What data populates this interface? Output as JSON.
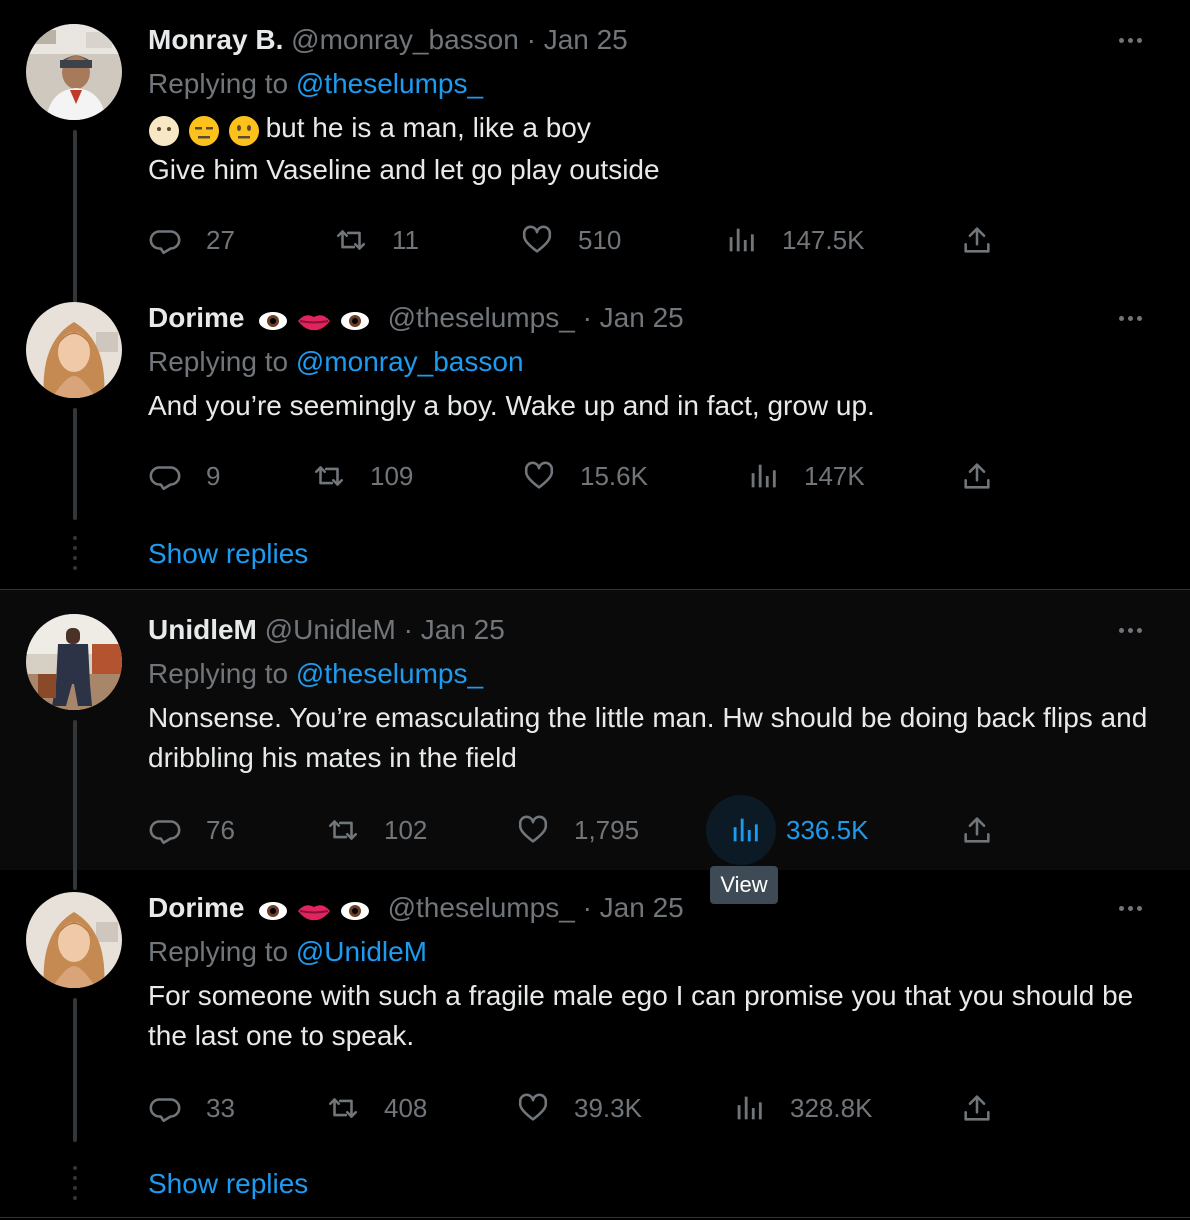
{
  "colors": {
    "background": "#000000",
    "text": "#e7e9ea",
    "muted": "#71767b",
    "accent": "#1d9bf0",
    "divider": "#2f3336"
  },
  "tweets": [
    {
      "name": "Monray B.",
      "handle": "@monray_basson",
      "dot": "·",
      "date": "Jan 25",
      "replying_prefix": "Replying to ",
      "replying_to": "@theselumps_",
      "lead_emoji_text": "but he is a man, like a boy",
      "text_line2": "Give him Vaseline and let go play outside",
      "replies": "27",
      "retweets": "11",
      "likes": "510",
      "views": "147.5K",
      "icons": {
        "reply": "reply-icon",
        "retweet": "retweet-icon",
        "like": "heart-icon",
        "views": "views-icon",
        "share": "share-icon"
      }
    },
    {
      "name": "Dorime",
      "handle": "@theselumps_",
      "dot": "·",
      "date": "Jan 25",
      "replying_prefix": "Replying to ",
      "replying_to": "@monray_basson",
      "text": "And you’re seemingly a boy. Wake up and in fact, grow up.",
      "replies": "9",
      "retweets": "109",
      "likes": "15.6K",
      "views": "147K",
      "show_replies": "Show replies"
    },
    {
      "name": "UnidleM",
      "handle": "@UnidleM",
      "dot": "·",
      "date": "Jan 25",
      "replying_prefix": "Replying to ",
      "replying_to": "@theselumps_",
      "text": "Nonsense. You’re emasculating the little man. Hw should be doing back flips and dribbling his mates in the field",
      "replies": "76",
      "retweets": "102",
      "likes": "1,795",
      "views": "336.5K",
      "tooltip": "View"
    },
    {
      "name": "Dorime",
      "handle": "@theselumps_",
      "dot": "·",
      "date": "Jan 25",
      "replying_prefix": "Replying to ",
      "replying_to": "@UnidleM",
      "text": "For someone with such a fragile male ego I can promise you that you should be the last one to speak.",
      "replies": "33",
      "retweets": "408",
      "likes": "39.3K",
      "views": "328.8K",
      "show_replies": "Show replies"
    }
  ]
}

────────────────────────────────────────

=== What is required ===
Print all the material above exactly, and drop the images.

=== Answer area ===
What data populates this interface? Output as JSON.
{
  "colors": {
    "background": "#000000",
    "text": "#e7e9ea",
    "muted": "#71767b",
    "accent": "#1d9bf0",
    "divider": "#2f3336"
  },
  "tweets": [
    {
      "name": "Monray B.",
      "handle": "@monray_basson",
      "dot": "·",
      "date": "Jan 25",
      "replying_prefix": "Replying to ",
      "replying_to": "@theselumps_",
      "lead_emoji_text": "but he is a man, like a boy",
      "text_line2": "Give him Vaseline and let go play outside",
      "replies": "27",
      "retweets": "11",
      "likes": "510",
      "views": "147.5K",
      "icons": {
        "reply": "reply-icon",
        "retweet": "retweet-icon",
        "like": "heart-icon",
        "views": "views-icon",
        "share": "share-icon"
      }
    },
    {
      "name": "Dorime",
      "handle": "@theselumps_",
      "dot": "·",
      "date": "Jan 25",
      "replying_prefix": "Replying to ",
      "replying_to": "@monray_basson",
      "text": "And you’re seemingly a boy. Wake up and in fact, grow up.",
      "replies": "9",
      "retweets": "109",
      "likes": "15.6K",
      "views": "147K",
      "show_replies": "Show replies"
    },
    {
      "name": "UnidleM",
      "handle": "@UnidleM",
      "dot": "·",
      "date": "Jan 25",
      "replying_prefix": "Replying to ",
      "replying_to": "@theselumps_",
      "text": "Nonsense. You’re emasculating the little man. Hw should be doing back flips and dribbling his mates in the field",
      "replies": "76",
      "retweets": "102",
      "likes": "1,795",
      "views": "336.5K",
      "tooltip": "View"
    },
    {
      "name": "Dorime",
      "handle": "@theselumps_",
      "dot": "·",
      "date": "Jan 25",
      "replying_prefix": "Replying to ",
      "replying_to": "@UnidleM",
      "text": "For someone with such a fragile male ego I can promise you that you should be the last one to speak.",
      "replies": "33",
      "retweets": "408",
      "likes": "39.3K",
      "views": "328.8K",
      "show_replies": "Show replies"
    }
  ]
}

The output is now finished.